- _Task prompt_:
Find and copy each line of the listing below that has the word "JSON" in it.

*** Begin section ***

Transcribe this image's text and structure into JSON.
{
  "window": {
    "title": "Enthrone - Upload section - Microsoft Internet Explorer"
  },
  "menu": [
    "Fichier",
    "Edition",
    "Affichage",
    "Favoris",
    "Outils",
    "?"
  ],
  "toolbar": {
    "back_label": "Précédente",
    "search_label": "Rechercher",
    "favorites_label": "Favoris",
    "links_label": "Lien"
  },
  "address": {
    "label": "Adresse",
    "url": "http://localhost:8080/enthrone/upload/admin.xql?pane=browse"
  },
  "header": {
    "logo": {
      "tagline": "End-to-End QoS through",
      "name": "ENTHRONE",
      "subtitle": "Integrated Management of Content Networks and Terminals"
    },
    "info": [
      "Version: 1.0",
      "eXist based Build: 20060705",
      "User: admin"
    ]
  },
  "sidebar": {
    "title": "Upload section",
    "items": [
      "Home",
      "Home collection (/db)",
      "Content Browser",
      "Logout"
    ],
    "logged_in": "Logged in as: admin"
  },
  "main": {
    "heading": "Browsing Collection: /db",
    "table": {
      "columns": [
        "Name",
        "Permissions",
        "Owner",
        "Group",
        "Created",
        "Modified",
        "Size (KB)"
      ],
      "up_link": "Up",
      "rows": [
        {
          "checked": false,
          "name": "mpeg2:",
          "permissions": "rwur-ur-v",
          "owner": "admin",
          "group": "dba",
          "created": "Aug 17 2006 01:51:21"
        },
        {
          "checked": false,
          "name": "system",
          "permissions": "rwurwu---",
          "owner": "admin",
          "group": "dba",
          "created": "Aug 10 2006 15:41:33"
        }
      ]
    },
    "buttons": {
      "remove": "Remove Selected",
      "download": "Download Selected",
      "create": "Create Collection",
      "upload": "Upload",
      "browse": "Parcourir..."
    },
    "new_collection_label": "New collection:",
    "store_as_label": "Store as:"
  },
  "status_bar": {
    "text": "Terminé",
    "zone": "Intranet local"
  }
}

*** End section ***
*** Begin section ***

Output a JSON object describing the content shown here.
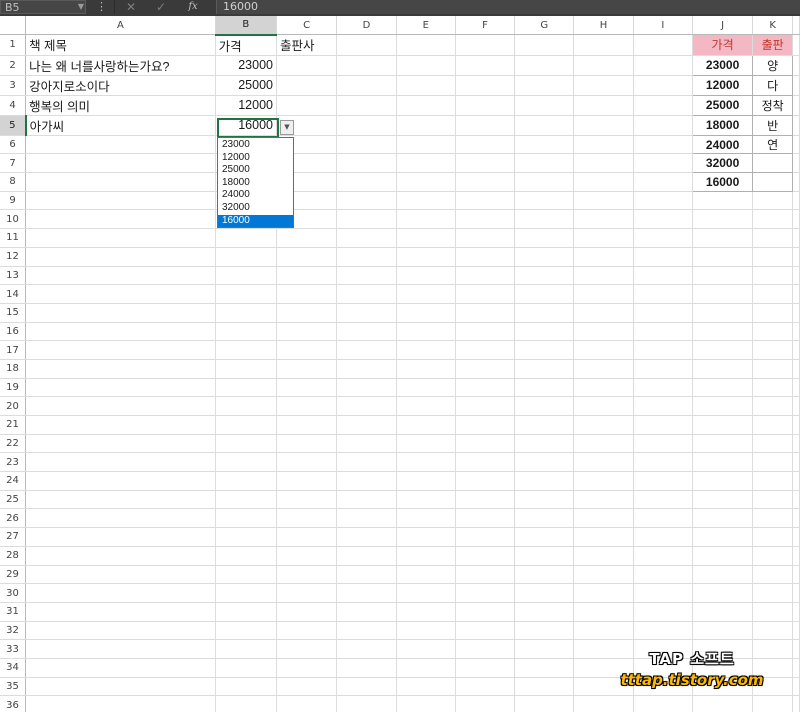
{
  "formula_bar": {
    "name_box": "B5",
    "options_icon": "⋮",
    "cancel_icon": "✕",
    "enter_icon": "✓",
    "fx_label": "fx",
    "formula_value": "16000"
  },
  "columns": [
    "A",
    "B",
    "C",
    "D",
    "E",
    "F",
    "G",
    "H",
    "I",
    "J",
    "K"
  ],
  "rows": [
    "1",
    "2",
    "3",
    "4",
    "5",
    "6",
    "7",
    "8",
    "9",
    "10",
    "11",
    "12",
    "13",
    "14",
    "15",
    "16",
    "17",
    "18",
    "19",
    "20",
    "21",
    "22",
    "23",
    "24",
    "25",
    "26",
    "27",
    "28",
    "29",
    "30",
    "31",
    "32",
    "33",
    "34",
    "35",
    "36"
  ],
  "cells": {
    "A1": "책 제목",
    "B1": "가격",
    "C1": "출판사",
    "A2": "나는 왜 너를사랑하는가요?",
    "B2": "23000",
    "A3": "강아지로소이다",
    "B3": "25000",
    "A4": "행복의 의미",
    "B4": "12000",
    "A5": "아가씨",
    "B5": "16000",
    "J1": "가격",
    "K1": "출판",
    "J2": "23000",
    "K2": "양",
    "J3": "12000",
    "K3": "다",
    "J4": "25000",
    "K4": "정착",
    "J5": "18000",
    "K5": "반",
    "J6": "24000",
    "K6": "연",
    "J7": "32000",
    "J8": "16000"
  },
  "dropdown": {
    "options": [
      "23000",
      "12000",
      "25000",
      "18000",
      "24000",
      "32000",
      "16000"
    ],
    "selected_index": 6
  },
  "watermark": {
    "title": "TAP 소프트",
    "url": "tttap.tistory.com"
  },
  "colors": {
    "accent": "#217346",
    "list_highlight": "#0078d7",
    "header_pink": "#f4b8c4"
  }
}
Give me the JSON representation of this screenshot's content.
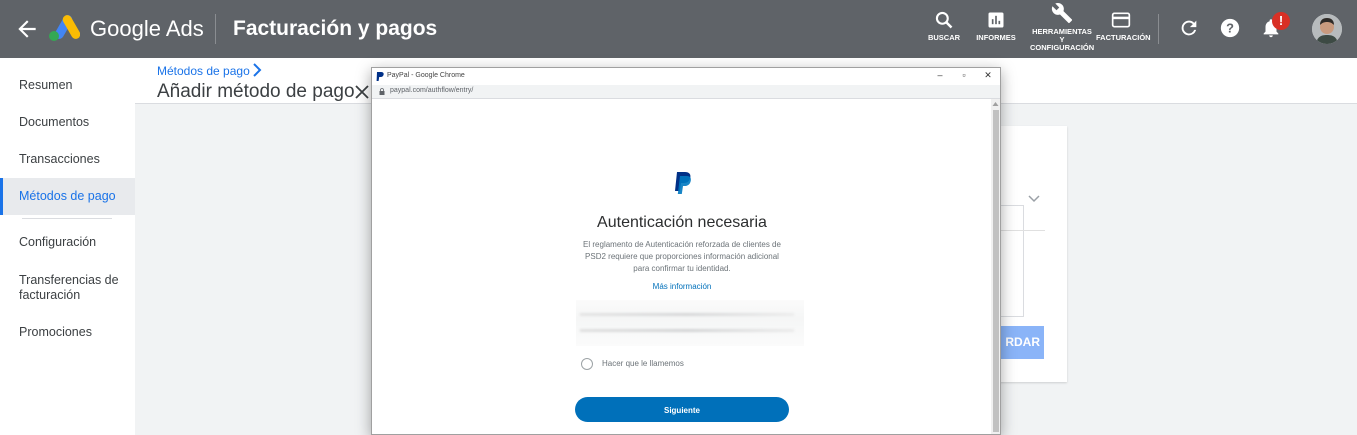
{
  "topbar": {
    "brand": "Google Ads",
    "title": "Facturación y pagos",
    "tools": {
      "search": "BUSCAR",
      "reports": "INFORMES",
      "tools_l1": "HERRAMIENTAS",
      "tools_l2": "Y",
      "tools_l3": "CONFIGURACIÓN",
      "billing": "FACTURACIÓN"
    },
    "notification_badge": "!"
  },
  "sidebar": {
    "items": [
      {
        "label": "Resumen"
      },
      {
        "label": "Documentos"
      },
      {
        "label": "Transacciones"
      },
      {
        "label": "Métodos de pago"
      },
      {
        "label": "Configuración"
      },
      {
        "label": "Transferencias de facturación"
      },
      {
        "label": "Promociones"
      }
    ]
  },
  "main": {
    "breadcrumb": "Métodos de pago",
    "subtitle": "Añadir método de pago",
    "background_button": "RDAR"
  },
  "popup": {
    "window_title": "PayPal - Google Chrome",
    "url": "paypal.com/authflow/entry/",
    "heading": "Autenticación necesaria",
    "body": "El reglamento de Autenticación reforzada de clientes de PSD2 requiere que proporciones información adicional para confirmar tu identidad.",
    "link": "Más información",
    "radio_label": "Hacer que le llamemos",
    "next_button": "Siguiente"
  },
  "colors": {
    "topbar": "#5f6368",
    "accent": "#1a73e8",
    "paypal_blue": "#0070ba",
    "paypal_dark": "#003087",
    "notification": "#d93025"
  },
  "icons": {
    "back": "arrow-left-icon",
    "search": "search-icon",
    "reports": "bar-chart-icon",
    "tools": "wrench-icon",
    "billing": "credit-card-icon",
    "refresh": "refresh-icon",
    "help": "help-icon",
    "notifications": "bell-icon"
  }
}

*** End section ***

- _Solution below_:
Transcribe this image's text and structure into JSON.
Output a JSON object describing the content shown here.
Give me the JSON representation of this screenshot's content.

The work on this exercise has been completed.